Borderline personality disorder (BPD) is common in patients with schizophrenia and has a negative effect on disease course and outcomes, study results show.
Previous research involving patients with affective disorders had shown that comorbid BPD has a significant negative impact on interpersonal functioning and affective stability, explain Amber Bahorik and Shaun Eack from the University of Pittsburgh in Pennsylvania, USA.
But they add: “Little is known about the prevalence of BPD in schizophrenia, and the degree to which BPD comorbidity portends a debilitating course in the disorder.”
To address this, the team studied 142 patients, aged 18-40 years, with schizophrenia or schizoaffective disorder who participated in the MacArthur Violence Risk Assessment Study, which was designed to assess the risk for violent behavior in mental health patients.
The participants were assessed at hospitalization (baseline) for BPD using the Structured Interview for DSM-III-Revised Personality (SIDP-R).

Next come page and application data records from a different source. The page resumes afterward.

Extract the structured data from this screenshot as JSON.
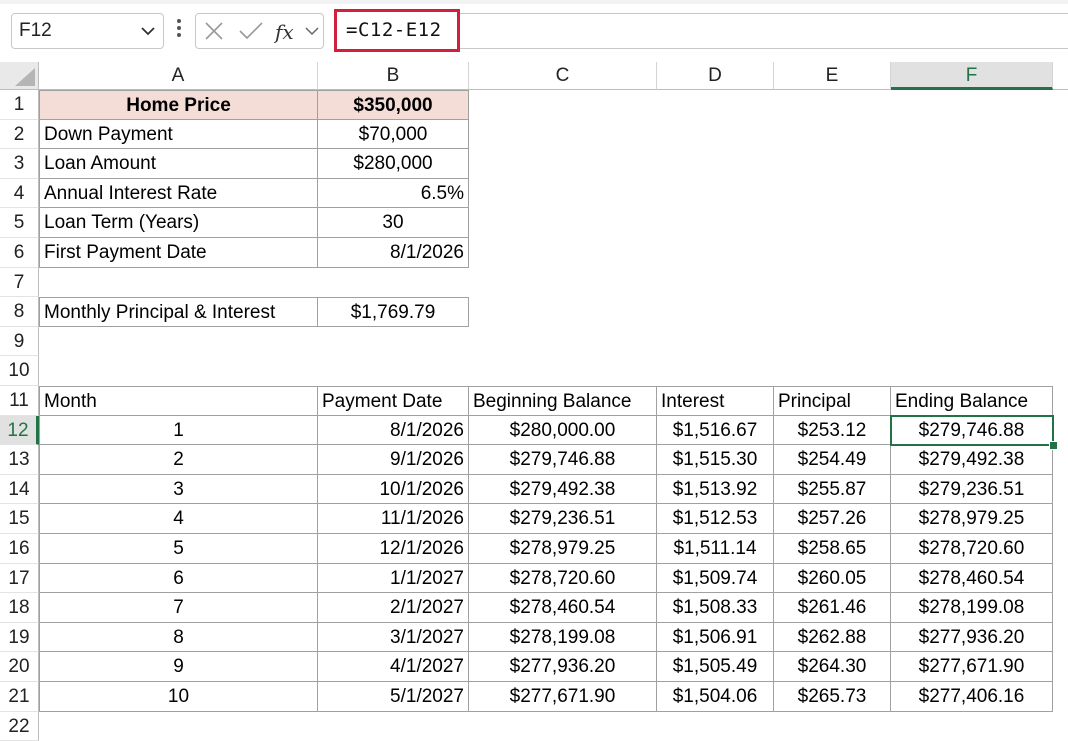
{
  "formula_bar": {
    "name_box": "F12",
    "formula": "=C12-E12"
  },
  "columns": [
    "A",
    "B",
    "C",
    "D",
    "E",
    "F"
  ],
  "rows": [
    "1",
    "2",
    "3",
    "4",
    "5",
    "6",
    "7",
    "8",
    "9",
    "10",
    "11",
    "12",
    "13",
    "14",
    "15",
    "16",
    "17",
    "18",
    "19",
    "20",
    "21",
    "22"
  ],
  "inputs": [
    {
      "label": "Home Price",
      "value": "$350,000"
    },
    {
      "label": "Down Payment",
      "value": "$70,000"
    },
    {
      "label": "Loan Amount",
      "value": "$280,000"
    },
    {
      "label": "Annual Interest Rate",
      "value": "6.5%"
    },
    {
      "label": "Loan Term (Years)",
      "value": "30"
    },
    {
      "label": "First Payment Date",
      "value": "8/1/2026"
    }
  ],
  "monthly_payment": {
    "label": "Monthly Principal & Interest",
    "value": "$1,769.79"
  },
  "table": {
    "headers": [
      "Month",
      "Payment Date",
      "Beginning Balance",
      "Interest",
      "Principal",
      "Ending Balance"
    ],
    "rows": [
      [
        "1",
        "8/1/2026",
        "$280,000.00",
        "$1,516.67",
        "$253.12",
        "$279,746.88"
      ],
      [
        "2",
        "9/1/2026",
        "$279,746.88",
        "$1,515.30",
        "$254.49",
        "$279,492.38"
      ],
      [
        "3",
        "10/1/2026",
        "$279,492.38",
        "$1,513.92",
        "$255.87",
        "$279,236.51"
      ],
      [
        "4",
        "11/1/2026",
        "$279,236.51",
        "$1,512.53",
        "$257.26",
        "$278,979.25"
      ],
      [
        "5",
        "12/1/2026",
        "$278,979.25",
        "$1,511.14",
        "$258.65",
        "$278,720.60"
      ],
      [
        "6",
        "1/1/2027",
        "$278,720.60",
        "$1,509.74",
        "$260.05",
        "$278,460.54"
      ],
      [
        "7",
        "2/1/2027",
        "$278,460.54",
        "$1,508.33",
        "$261.46",
        "$278,199.08"
      ],
      [
        "8",
        "3/1/2027",
        "$278,199.08",
        "$1,506.91",
        "$262.88",
        "$277,936.20"
      ],
      [
        "9",
        "4/1/2027",
        "$277,936.20",
        "$1,505.49",
        "$264.30",
        "$277,671.90"
      ],
      [
        "10",
        "5/1/2027",
        "$277,671.90",
        "$1,504.06",
        "$265.73",
        "$277,406.16"
      ]
    ]
  },
  "selection": {
    "column": "F",
    "row": "12"
  },
  "colors": {
    "accent": "#217346",
    "highlight": "#d21f3c",
    "pink_fill": "#f4dcd7"
  }
}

General psychopathology, and positive, negative, and affective symptoms were assessed at baseline and after 1 year using the Brief Psychiatric Rating Scale (BPRS), while functioning before and after follow-up was assessed using the Global Assessment of Functioning (GAF) and the Activities of Daily Living Scale (ADLS).
Overall, 17.6% of the participants tested positive for the presence of comorbid BPD - a significant proportion, say the researchers.